Be attuned to your children: The key to raising emotionally healthy children is attunement, or how well you recognize your child’s needs at any given moment. Attunement, in short, is putting yourself in your child’s shoes and then meeting their needs with the wisdom of a parent. Try to identify the root of your child’s misbehavior– why she won’t put her shoes on or why she’s throwing a tantrum– then tailor your consequence appropriately. Most books on discipline and parenting revolve around the same themes—be consistent, follow-through with consequences, don’t give too many warnings, don’t punish in anger, etc. Although I agree with these themes, there is a risk of becoming too formulaic. In attunement parenting, we don’t just give time-out as a rote response to misbehavior. Instead, attuned parents ask “why” a child is misbehaving. When we understand the root of a child’s misbehavior, we can better meet their needs, love them, and get long-term healthy behaviors. I’ve written more on Attunement Parenting and how it differs from Attachment Parenting here.
It increased my patience with my tween when I spent some time remembering those turbulent years. It increased my empathy and her tears or outbursts affected me less.

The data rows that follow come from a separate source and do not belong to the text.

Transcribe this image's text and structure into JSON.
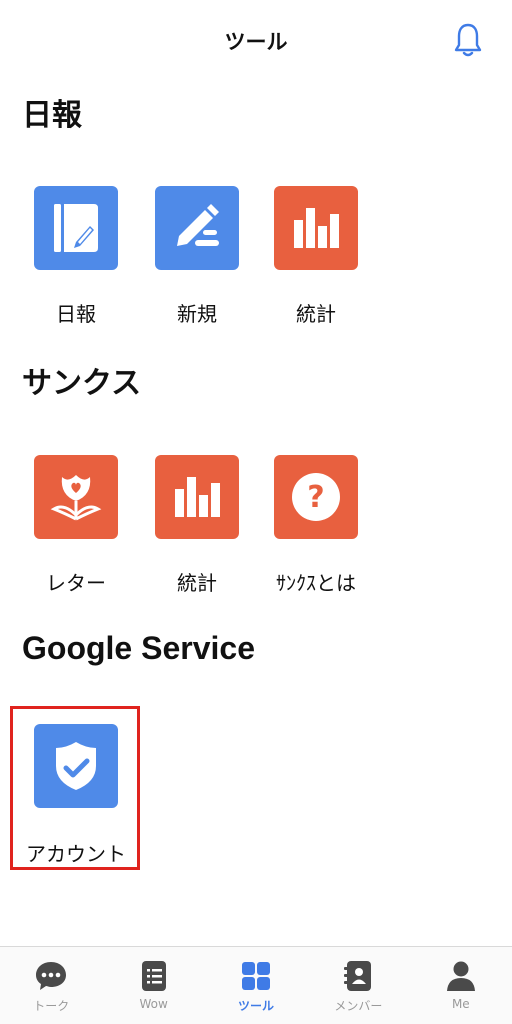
{
  "header": {
    "title": "ツール",
    "bell_icon": "bell-icon"
  },
  "sections": [
    {
      "title": "日報",
      "tiles": [
        {
          "label": "日報",
          "icon": "notebook-edit-icon",
          "color": "#4f8ae8"
        },
        {
          "label": "新規",
          "icon": "pencil-icon",
          "color": "#4f8ae8"
        },
        {
          "label": "統計",
          "icon": "bar-chart-icon",
          "color": "#e8603f"
        }
      ]
    },
    {
      "title": "サンクス",
      "tiles": [
        {
          "label": "レター",
          "icon": "heart-flower-icon",
          "color": "#e8603f"
        },
        {
          "label": "統計",
          "icon": "bar-chart-icon",
          "color": "#e8603f"
        },
        {
          "label": "ｻﾝｸｽとは",
          "icon": "question-icon",
          "color": "#e8603f"
        }
      ]
    },
    {
      "title": "Google Service",
      "tiles": [
        {
          "label": "アカウント",
          "icon": "shield-check-icon",
          "color": "#4f8ae8",
          "highlighted": true
        }
      ]
    }
  ],
  "tabbar": {
    "active": "ツール",
    "items": [
      {
        "label": "トーク",
        "icon": "chat-icon"
      },
      {
        "label": "Wow",
        "icon": "list-icon"
      },
      {
        "label": "ツール",
        "icon": "grid-icon"
      },
      {
        "label": "メンバー",
        "icon": "contacts-icon"
      },
      {
        "label": "Me",
        "icon": "person-icon"
      }
    ]
  },
  "colors": {
    "accent": "#3f7be6",
    "blue_tile": "#4f8ae8",
    "red_tile": "#e8603f",
    "highlight": "#e0231e"
  }
}
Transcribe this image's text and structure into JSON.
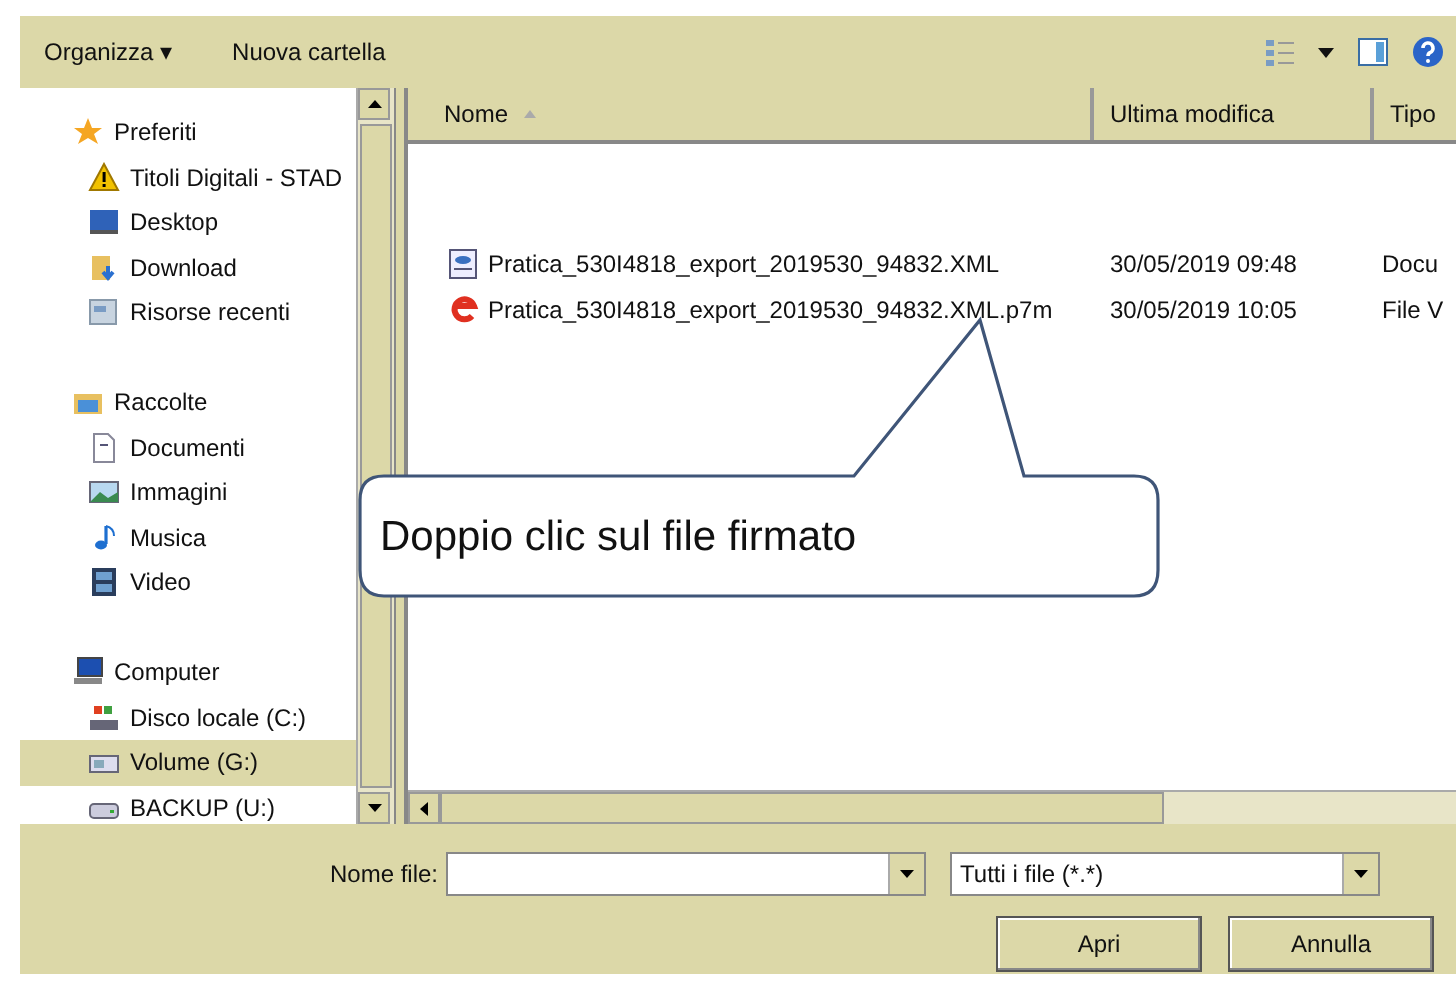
{
  "toolbar": {
    "organize": "Organizza ▾",
    "new_folder": "Nuova cartella"
  },
  "nav": [
    {
      "label": "Preferiti",
      "kind": "favorites",
      "selected": false,
      "children": [
        {
          "label": "Titoli Digitali - STAD",
          "kind": "warning",
          "selected": false
        },
        {
          "label": "Desktop",
          "kind": "desktop",
          "selected": false
        },
        {
          "label": "Download",
          "kind": "download",
          "selected": false
        },
        {
          "label": "Risorse recenti",
          "kind": "recent",
          "selected": false
        }
      ]
    },
    {
      "label": "Raccolte",
      "kind": "libraries",
      "selected": false,
      "children": [
        {
          "label": "Documenti",
          "kind": "document",
          "selected": false
        },
        {
          "label": "Immagini",
          "kind": "image",
          "selected": false
        },
        {
          "label": "Musica",
          "kind": "music",
          "selected": false
        },
        {
          "label": "Video",
          "kind": "video",
          "selected": false
        }
      ]
    },
    {
      "label": "Computer",
      "kind": "computer",
      "selected": false,
      "children": [
        {
          "label": "Disco locale (C:)",
          "kind": "disk",
          "selected": false
        },
        {
          "label": "Volume (G:)",
          "kind": "volume",
          "selected": true
        },
        {
          "label": "BACKUP (U:)",
          "kind": "drive",
          "selected": false
        }
      ]
    }
  ],
  "table": {
    "columns": [
      "Nome",
      "Ultima modifica",
      "Tipo"
    ],
    "rows": [
      {
        "kind": "xml",
        "name": "Pratica_530I4818_export_2019530_94832.XML",
        "modified": "30/05/2019 09:48",
        "type": "Docu"
      },
      {
        "kind": "signed",
        "name": "Pratica_530I4818_export_2019530_94832.XML.p7m",
        "modified": "30/05/2019 10:05",
        "type": "File V"
      }
    ]
  },
  "callout": "Doppio clic sul file firmato",
  "filename": {
    "label": "Nome file:"
  },
  "filter": "Tutti i file (*.*)",
  "buttons": [
    "Apri",
    "Annulla"
  ]
}
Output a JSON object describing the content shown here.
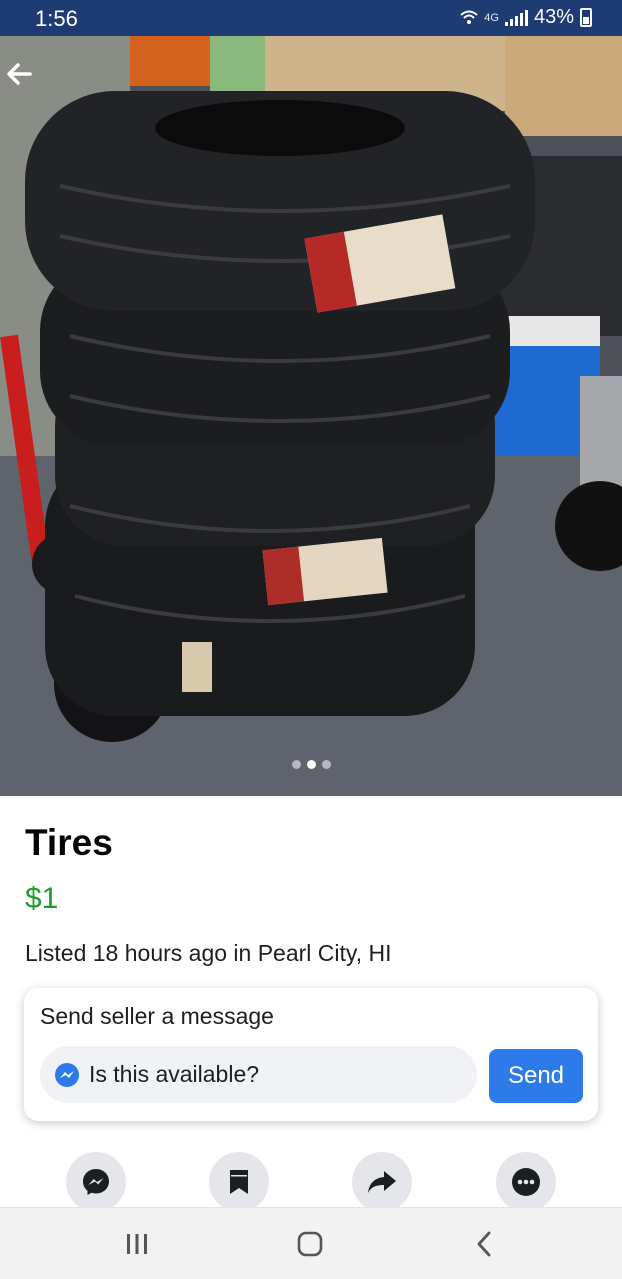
{
  "status_bar": {
    "time": "1:56",
    "network": "4G",
    "battery": "43%"
  },
  "photo": {
    "slide_count": 3,
    "active_slide": 2
  },
  "listing": {
    "title": "Tires",
    "price": "$1",
    "listed_text": "Listed 18 hours ago in Pearl City, HI"
  },
  "message_card": {
    "title": "Send seller a message",
    "input_value": "Is this available?",
    "send_label": "Send"
  },
  "actions": [
    "messenger-icon",
    "bookmark-icon",
    "share-icon",
    "more-icon"
  ],
  "colors": {
    "status_bar": "#1f3b73",
    "price": "#1a9e2c",
    "send_button": "#2d7bea"
  }
}
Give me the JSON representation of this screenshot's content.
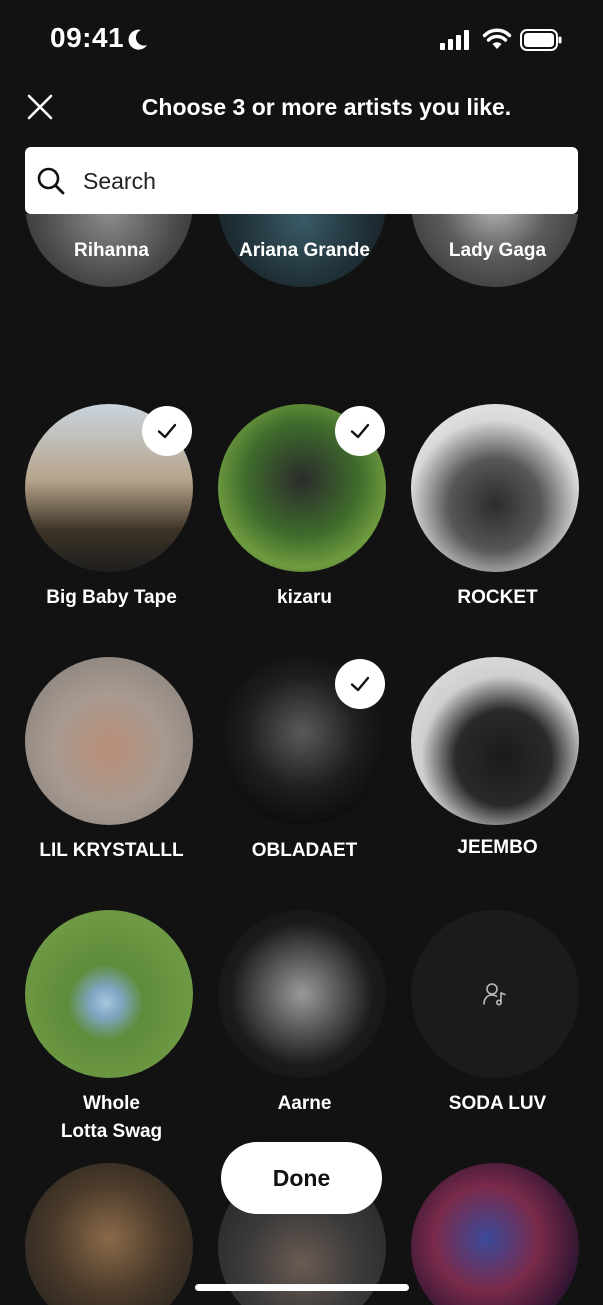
{
  "status": {
    "time": "09:41"
  },
  "header": {
    "title": "Choose 3 or more artists you like."
  },
  "search": {
    "placeholder": "Search"
  },
  "artists": [
    {
      "name": "Rihanna",
      "selected": false
    },
    {
      "name": "Ariana Grande",
      "selected": false
    },
    {
      "name": "Lady Gaga",
      "selected": false
    },
    {
      "name": "Big Baby Tape",
      "selected": true
    },
    {
      "name": "kizaru",
      "selected": true
    },
    {
      "name": "ROCKET",
      "selected": false
    },
    {
      "name": "LIL KRYSTALLL",
      "selected": false
    },
    {
      "name": "OBLADAET",
      "selected": true
    },
    {
      "name": "JEEMBO",
      "selected": false
    },
    {
      "name": "Whole\nLotta Swag",
      "line1": "Whole",
      "line2": "Lotta Swag",
      "selected": false
    },
    {
      "name": "Aarne",
      "selected": false
    },
    {
      "name": "SODA LUV",
      "selected": false,
      "placeholder_icon": "user-music-icon"
    }
  ],
  "done_label": "Done",
  "colors": {
    "background": "#121212",
    "text": "#ffffff",
    "button": "#ffffff"
  }
}
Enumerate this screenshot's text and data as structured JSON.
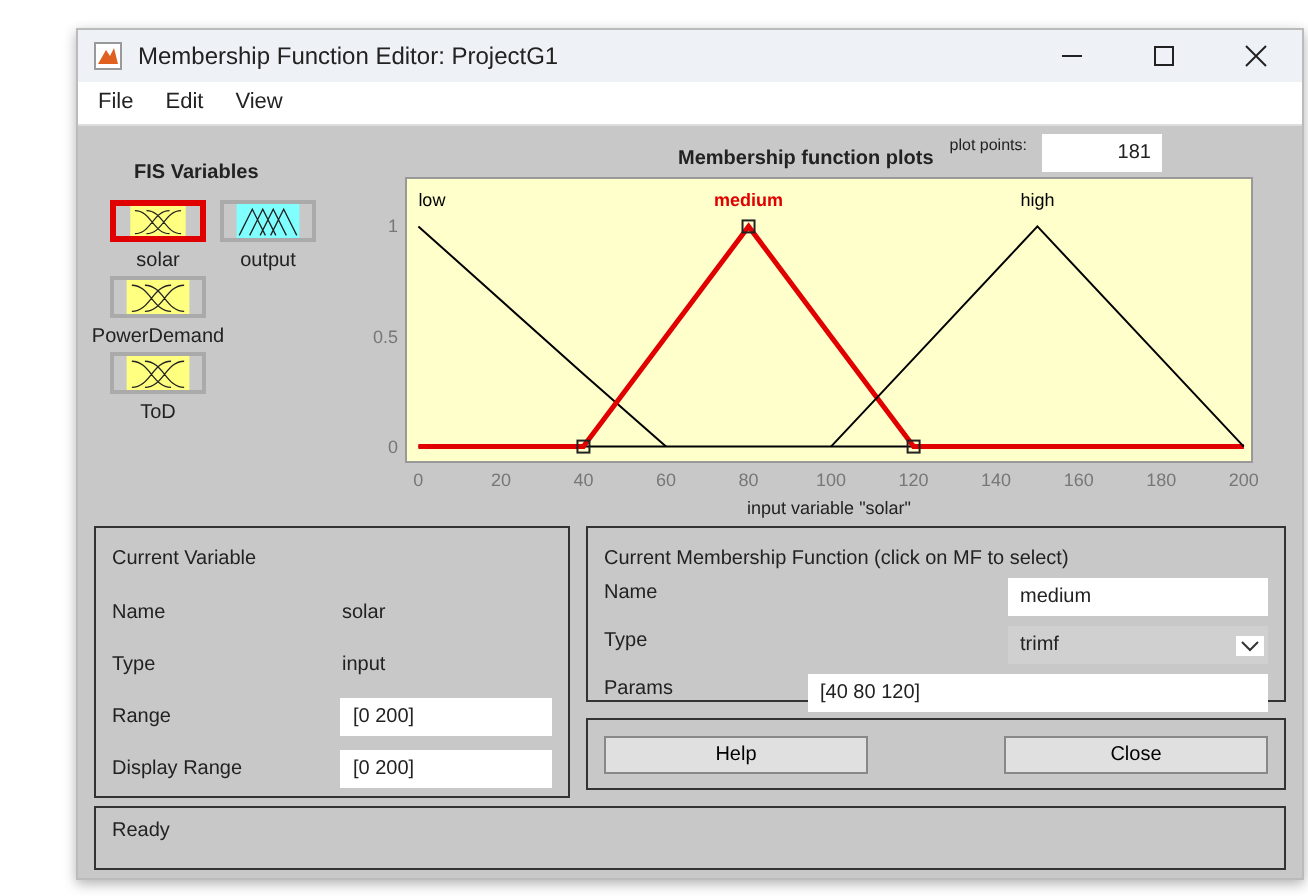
{
  "window": {
    "title": "Membership Function Editor: ProjectG1"
  },
  "menu": [
    "File",
    "Edit",
    "View"
  ],
  "fis_variables": {
    "title": "FIS Variables",
    "items": [
      {
        "name": "solar",
        "kind": "input",
        "selected": true
      },
      {
        "name": "output",
        "kind": "output",
        "selected": false
      },
      {
        "name": "PowerDemand",
        "kind": "input",
        "selected": false
      },
      {
        "name": "ToD",
        "kind": "input",
        "selected": false
      }
    ]
  },
  "plot": {
    "plot_points_label": "plot points:",
    "plot_points": "181",
    "chart_data": {
      "type": "line",
      "title": "Membership function plots",
      "xlabel": "input variable \"solar\"",
      "x": [
        0,
        40,
        60,
        80,
        100,
        120,
        150,
        200
      ],
      "series": [
        {
          "name": "low",
          "color": "#000000",
          "values": [
            1,
            0.33,
            0,
            null,
            null,
            null,
            null,
            null
          ]
        },
        {
          "name": "medium",
          "color": "#e00000",
          "values": [
            0,
            0,
            0.5,
            1,
            0.5,
            0,
            0,
            0
          ]
        },
        {
          "name": "high",
          "color": "#000000",
          "values": [
            null,
            null,
            null,
            null,
            0,
            0.4,
            1,
            0
          ]
        }
      ],
      "xlim": [
        -3,
        202
      ],
      "ylim": [
        -0.07,
        1.22
      ],
      "xticks": [
        0,
        20,
        40,
        60,
        80,
        100,
        120,
        140,
        160,
        180,
        200
      ],
      "yticks": [
        0,
        0.5,
        1
      ]
    }
  },
  "current_variable": {
    "title": "Current Variable",
    "name_label": "Name",
    "name": "solar",
    "type_label": "Type",
    "type": "input",
    "range_label": "Range",
    "range": "[0 200]",
    "display_range_label": "Display Range",
    "display_range": "[0 200]"
  },
  "current_mf": {
    "title": "Current Membership Function (click on MF to select)",
    "name_label": "Name",
    "name": "medium",
    "type_label": "Type",
    "type": "trimf",
    "params_label": "Params",
    "params": "[40 80 120]"
  },
  "buttons": [
    "Help",
    "Close"
  ],
  "status_bar": "Ready"
}
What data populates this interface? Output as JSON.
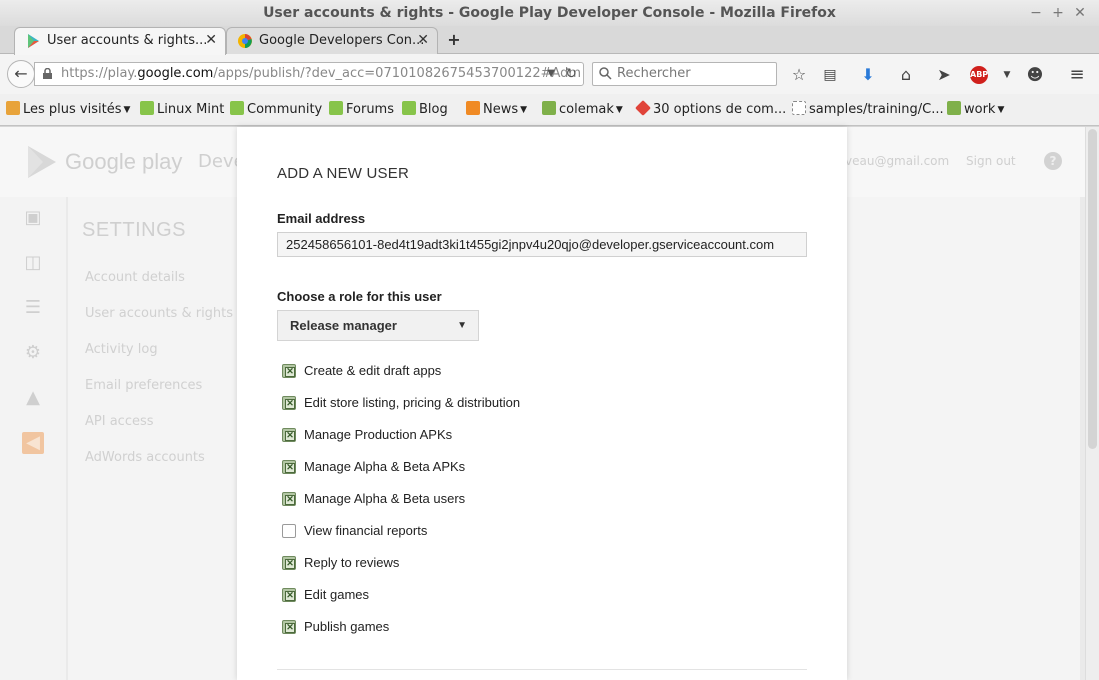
{
  "window": {
    "title": "User accounts & rights - Google Play Developer Console - Mozilla Firefox",
    "controls": {
      "minimize": "−",
      "maximize": "+",
      "close": "✕"
    }
  },
  "tabs": [
    {
      "label": "User accounts & rights...",
      "active": true,
      "icon": "google-play-icon"
    },
    {
      "label": "Google Developers Con...",
      "active": false,
      "icon": "google-developers-icon"
    }
  ],
  "navbar": {
    "url_prefix": "https://play.",
    "url_domain": "google.com",
    "url_rest": "/apps/publish/?dev_acc=07101082675453700122#Adm",
    "search_placeholder": "Rechercher"
  },
  "bookmarks": [
    {
      "label": "Les plus visités",
      "icon": "folder-icon",
      "dropdown": true,
      "color": "#e8a33a"
    },
    {
      "label": "Linux Mint",
      "icon": "mint-icon",
      "dropdown": false,
      "color": "#87c44a"
    },
    {
      "label": "Community",
      "icon": "mint-icon",
      "dropdown": false,
      "color": "#87c44a"
    },
    {
      "label": "Forums",
      "icon": "mint-icon",
      "dropdown": false,
      "color": "#87c44a"
    },
    {
      "label": "Blog",
      "icon": "mint-icon",
      "dropdown": false,
      "color": "#87c44a"
    },
    {
      "label": "News",
      "icon": "rss-icon",
      "dropdown": true,
      "color": "#f08a24"
    },
    {
      "label": "colemak",
      "icon": "folder-icon",
      "dropdown": true,
      "color": "#7fb04a"
    },
    {
      "label": "30 options de com...",
      "icon": "git-icon",
      "dropdown": false,
      "color": "#e0443a"
    },
    {
      "label": "samples/training/C...",
      "icon": "page-icon",
      "dropdown": false,
      "color": "#ffffff"
    },
    {
      "label": "work",
      "icon": "folder-icon",
      "dropdown": true,
      "color": "#7fb04a"
    }
  ],
  "background_page": {
    "brand": "Google play",
    "brand_suffix": "Deve",
    "email_fragment": "veau@gmail.com",
    "sign_out": "Sign out",
    "help": "?",
    "settings_title": "SETTINGS",
    "settings_nav": [
      "Account details",
      "User accounts & rights",
      "Activity log",
      "Email preferences",
      "API access",
      "AdWords accounts"
    ]
  },
  "modal": {
    "title": "ADD A NEW USER",
    "email_label": "Email address",
    "email_value": "252458656101-8ed4t19adt3ki1t455gi2jnpv4u20qjo@developer.gserviceaccount.com",
    "role_label": "Choose a role for this user",
    "role_selected": "Release manager",
    "permissions": [
      {
        "label": "Create & edit draft apps",
        "checked": true
      },
      {
        "label": "Edit store listing, pricing & distribution",
        "checked": true
      },
      {
        "label": "Manage Production APKs",
        "checked": true
      },
      {
        "label": "Manage Alpha & Beta APKs",
        "checked": true
      },
      {
        "label": "Manage Alpha & Beta users",
        "checked": true
      },
      {
        "label": "View financial reports",
        "checked": false
      },
      {
        "label": "Reply to reviews",
        "checked": true
      },
      {
        "label": "Edit games",
        "checked": true
      },
      {
        "label": "Publish games",
        "checked": true
      }
    ]
  }
}
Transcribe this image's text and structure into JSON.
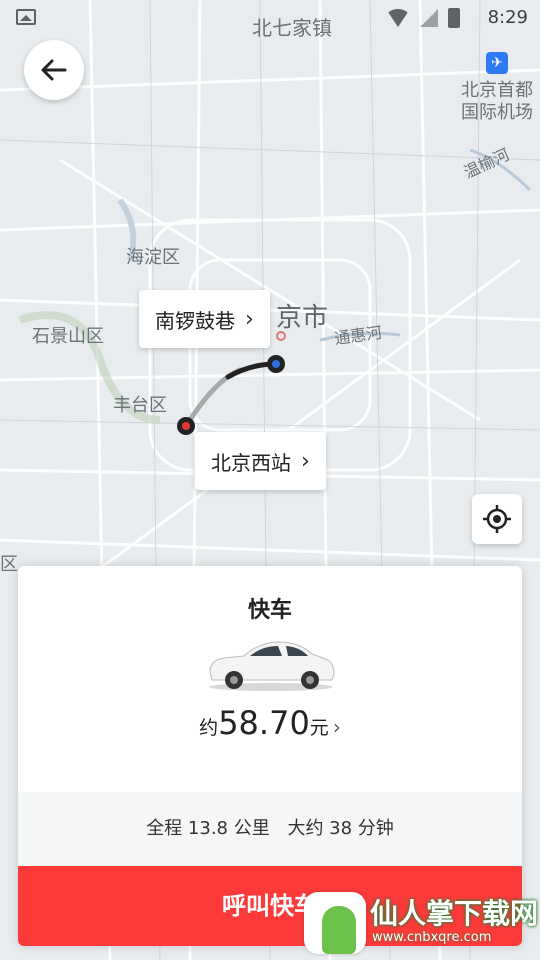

Anticipate repeat offenders: Children, like adults, have patterns of misbehavior. They do the same wrong things again and again. Do you fight about clothes every morning, or struggle to get your 3-year-old strapped into her carseat? Know your repeat offenses, intervene early and encourage your child to make good choices. I had a 3-year-old that liked to refuse to get strapped into her car seat because she knew she could control the whole family– the car wouldn’t move until she was strapped in. The more she refused, the angrier our other children became, and she felt powerful. So one day, on the way to the car, I said, “If everyone says, ‘We love you!’ three times, will you strap into your car seat and be happy?” She said, “Ok, but you have to say it five times.” We did, she strapped in, and everyone was laughing. By giving her control of a little issue, I gained control of the whole situation.
It's harder for us to remember what it is a like to be a toddler, but I think taking a moment to take a deep breath, give ourselves a time out, remember that we can only control our own reactions and validating a child's frustration in that moment can de-escalate a situation.
One other thing that comes to mind, to piggyback on what Dr. B. has already said: Give children a robust emotional vocabulary (especially when they are not upset) to be able to put words to emotions.
A three-year old can learn a lot of specific emotion words and talk about the shades of difference between feeling guilty or sad or angry.
Helping a child learn how to talk through bad feelings is an important life long skill and that work is best started early.
Thank you for sharing all those links. And thank you to everyone who joined us. Have a safe and wonderful holiday season, and we look forward to chatting with you again next year!